TRY IT: The word to look for is "JSON". Report every line of the entries below that has it.

Records from a data collection:
......
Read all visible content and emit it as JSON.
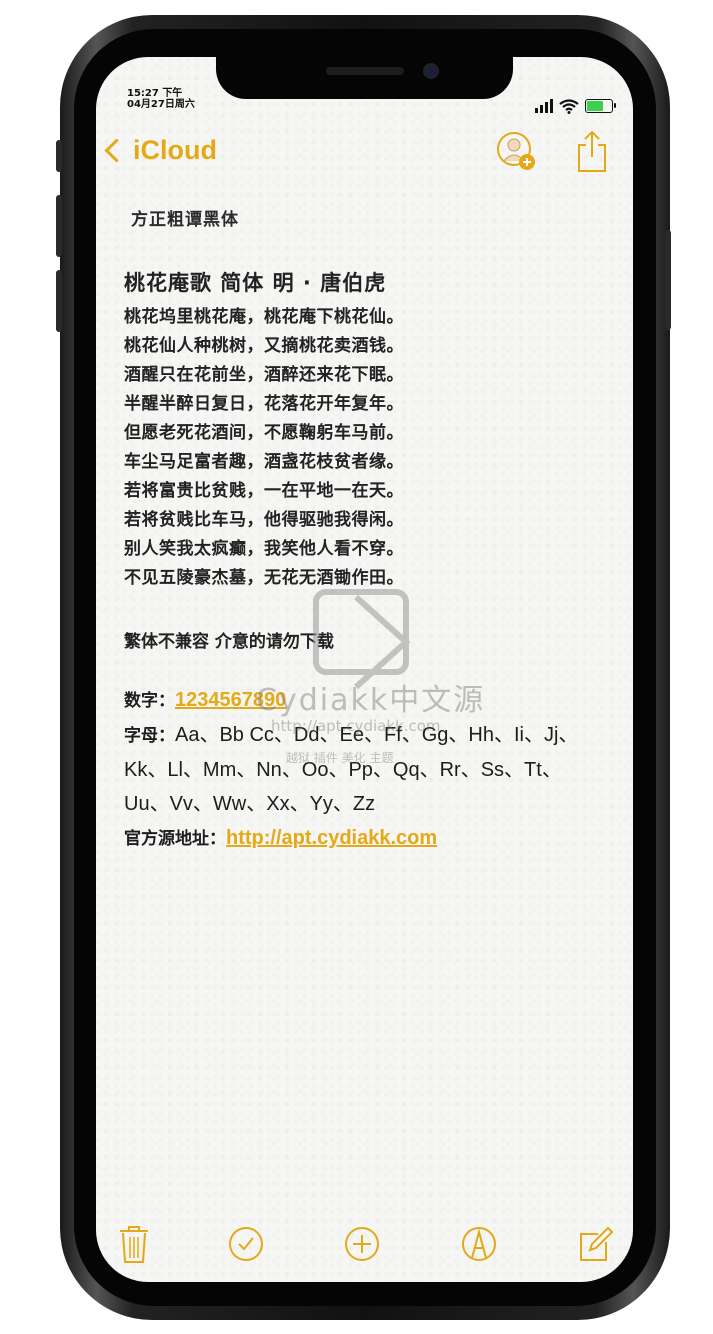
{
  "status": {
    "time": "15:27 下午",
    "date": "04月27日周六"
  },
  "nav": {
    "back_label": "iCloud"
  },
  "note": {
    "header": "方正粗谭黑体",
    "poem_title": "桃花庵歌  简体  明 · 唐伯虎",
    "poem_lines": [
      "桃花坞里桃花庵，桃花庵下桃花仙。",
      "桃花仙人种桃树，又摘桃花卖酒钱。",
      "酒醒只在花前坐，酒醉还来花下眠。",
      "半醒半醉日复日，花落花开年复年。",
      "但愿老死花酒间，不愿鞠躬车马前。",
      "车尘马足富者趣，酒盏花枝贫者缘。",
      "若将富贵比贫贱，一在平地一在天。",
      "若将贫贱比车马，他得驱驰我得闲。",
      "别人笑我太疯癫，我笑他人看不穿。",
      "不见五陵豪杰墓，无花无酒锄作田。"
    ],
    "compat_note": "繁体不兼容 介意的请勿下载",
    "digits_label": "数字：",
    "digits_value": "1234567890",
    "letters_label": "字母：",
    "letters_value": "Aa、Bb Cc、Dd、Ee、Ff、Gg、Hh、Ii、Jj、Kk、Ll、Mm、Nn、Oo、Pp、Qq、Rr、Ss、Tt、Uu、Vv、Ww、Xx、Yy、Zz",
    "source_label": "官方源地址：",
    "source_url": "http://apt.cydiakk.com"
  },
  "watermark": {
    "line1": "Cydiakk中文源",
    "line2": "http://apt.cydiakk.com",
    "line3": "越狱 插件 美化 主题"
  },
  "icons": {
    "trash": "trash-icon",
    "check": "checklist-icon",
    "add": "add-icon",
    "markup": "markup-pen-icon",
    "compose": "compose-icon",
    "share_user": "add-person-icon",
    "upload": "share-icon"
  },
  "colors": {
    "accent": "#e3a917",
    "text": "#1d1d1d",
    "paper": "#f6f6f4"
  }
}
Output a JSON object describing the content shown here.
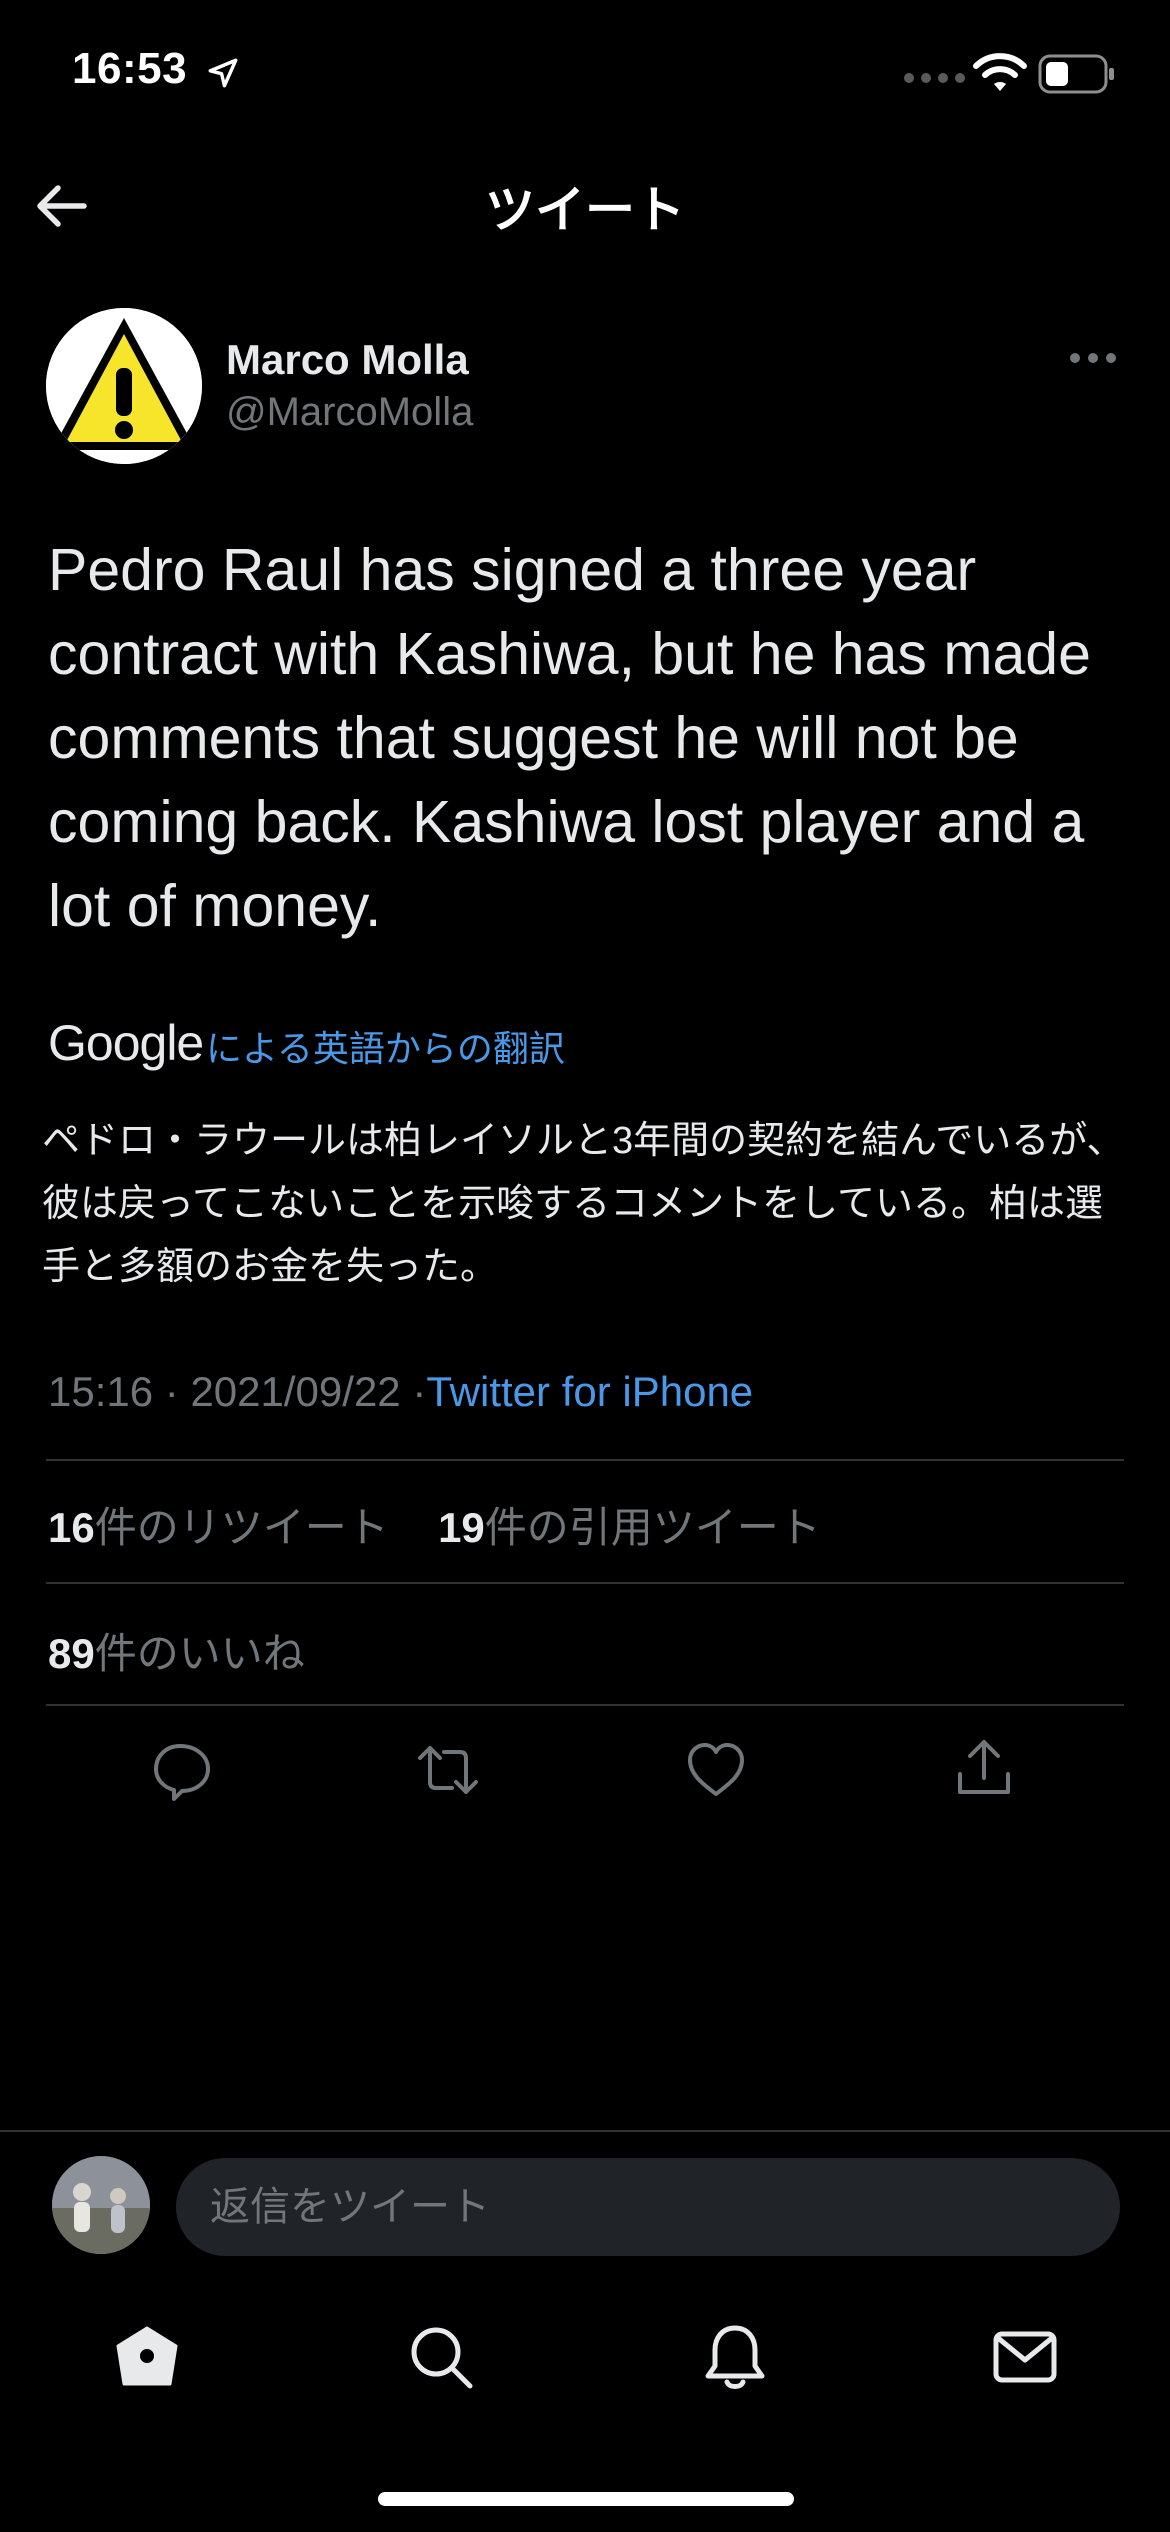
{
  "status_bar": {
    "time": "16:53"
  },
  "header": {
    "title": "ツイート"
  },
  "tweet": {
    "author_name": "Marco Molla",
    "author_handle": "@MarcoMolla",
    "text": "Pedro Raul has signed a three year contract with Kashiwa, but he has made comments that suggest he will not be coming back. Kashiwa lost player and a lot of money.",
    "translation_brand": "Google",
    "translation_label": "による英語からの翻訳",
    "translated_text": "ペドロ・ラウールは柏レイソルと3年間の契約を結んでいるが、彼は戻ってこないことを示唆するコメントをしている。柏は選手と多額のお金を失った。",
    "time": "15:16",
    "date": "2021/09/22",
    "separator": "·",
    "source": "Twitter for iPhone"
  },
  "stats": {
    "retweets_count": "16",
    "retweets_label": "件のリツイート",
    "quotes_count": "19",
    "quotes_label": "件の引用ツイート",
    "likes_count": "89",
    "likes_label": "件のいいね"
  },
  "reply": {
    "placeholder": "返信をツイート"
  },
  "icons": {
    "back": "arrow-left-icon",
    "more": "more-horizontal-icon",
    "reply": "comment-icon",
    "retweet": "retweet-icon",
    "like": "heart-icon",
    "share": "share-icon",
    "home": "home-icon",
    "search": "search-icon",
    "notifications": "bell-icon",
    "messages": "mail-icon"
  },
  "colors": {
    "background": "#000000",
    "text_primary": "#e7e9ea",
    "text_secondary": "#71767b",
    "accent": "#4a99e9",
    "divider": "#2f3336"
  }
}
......
TASK ANSWER:
Read all visible content and emit it as JSON.
Output a JSON object describing the content shown here.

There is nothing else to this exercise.